When an employee elects to work for a public sector employer, the individual should be prepared for public scrutiny of their salary. A sunshine list is something that the Government of Newfoundland & Labrador should embrace, and self-publish each year. Transparency encourages accountability, and taxpayers have a right to know how the public purse is spent.
Payroll costs make up a significant portion of the operating expenses of an organization so it is very important that public sector pay be transparent. If an employee is opposed to this, then the individual should go work in the private sector where salary data is not open to “freedom of information access requests”.
In 1990, Ontario introduced Pay Equity legislation to make it mandatory that employers provide equal pay to both genders for equal work. It also established the Pay Equity Commission that is responsible for advocating for pay equity in the workplace, and enforcing employers to comply. Best practice tools and case studies are provided by the Pay Equity Commission to support employers in measuring pay equity and increasing pay equity in the workplace.
As a result of the Telegram’s reporter, James McLeod, publishing the individual names of those making $100K or more in Newfoundland & Labrador’s Sunshine List, this conversation has hit public debate. It is only because individual names were included on this list that we have visibility to the gender disparity of top earners at Nalcor. It is not acceptable that 96% of Nalcor’s top earners are men, and that only two of its top 50 earners are women.
Memorial University has one of the highest female enrollment rates of engineers across the country; in 2013, first-year enrollments were 29% female students in engineering. According to Catalyst research, men are two to three times more likely to be in a senior management position than women, with women holding 35.5% of all management positions and 33.3% of all senior management positions. So, by this benchmark alone, this shows a major gender gap at Nalcor.
Nalcor’s management team has certainly failed to prioritize gender equity at the senior leadership level despite having a diversity committee for a number of years. It is reasonable to ask if pay equity exists at Nalcor for positions at a comparable job level.

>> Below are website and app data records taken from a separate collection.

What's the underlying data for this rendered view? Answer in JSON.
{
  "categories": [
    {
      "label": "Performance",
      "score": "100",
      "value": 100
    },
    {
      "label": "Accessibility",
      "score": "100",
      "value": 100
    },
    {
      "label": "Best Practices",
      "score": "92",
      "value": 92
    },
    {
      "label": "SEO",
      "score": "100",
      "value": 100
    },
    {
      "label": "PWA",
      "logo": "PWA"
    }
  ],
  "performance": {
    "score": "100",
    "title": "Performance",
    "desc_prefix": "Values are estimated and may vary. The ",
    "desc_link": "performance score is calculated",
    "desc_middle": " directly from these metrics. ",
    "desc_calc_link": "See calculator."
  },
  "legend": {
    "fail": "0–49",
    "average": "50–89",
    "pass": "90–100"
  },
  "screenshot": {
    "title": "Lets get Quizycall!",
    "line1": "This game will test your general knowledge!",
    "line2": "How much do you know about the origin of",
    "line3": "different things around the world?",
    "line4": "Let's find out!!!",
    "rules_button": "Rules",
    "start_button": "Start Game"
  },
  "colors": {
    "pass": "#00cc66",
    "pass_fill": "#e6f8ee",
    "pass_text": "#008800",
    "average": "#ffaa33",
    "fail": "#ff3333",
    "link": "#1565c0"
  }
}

Pay equity is something that all employers should self-audit. Pay equity can be tracked by performing job evaluation to assign points to positions based on compensable factors such as education, level of experience, work conditions, and other responsibilities. Yes, there are certain job classes that are more female or male-dominated, and these are the positions that specifically should be compared at an equal job level.
Employers need to regularly assess pay equity to compare positions at the same job level based on a systematic job evaluation to ensure equal pay for equal work for all diversity groups. A pay equity plan can be created as needed.
Diverse workplaces are more creative and make better decisions overall. It is worth asking whether the taxpayers of Newfoundland & Labrador would be burdened by an over-budget and overdue Muskrat Falls Project with $3 billion dollars of cost overruns if more females were included on Nalcor’s senior management team. Would the Muskrat Falls Project have been planned and executed in the same way if there was greater diversity at the top?
It is likely that diversity would have encouraged more debate, and perhaps more caution would have been exercised. A Greater representation of females on the senior management team may have completely changed the decisions made, and perhaps the current state of this project. Perhaps more females on the senior management team would have resulted in less taxpayer money gambled on this mega project?
It is worth asking these questions. Diversity changes the corporate culture and outcomes for our local communities, our children, and the trajectory of the economy that we all need to work and live in.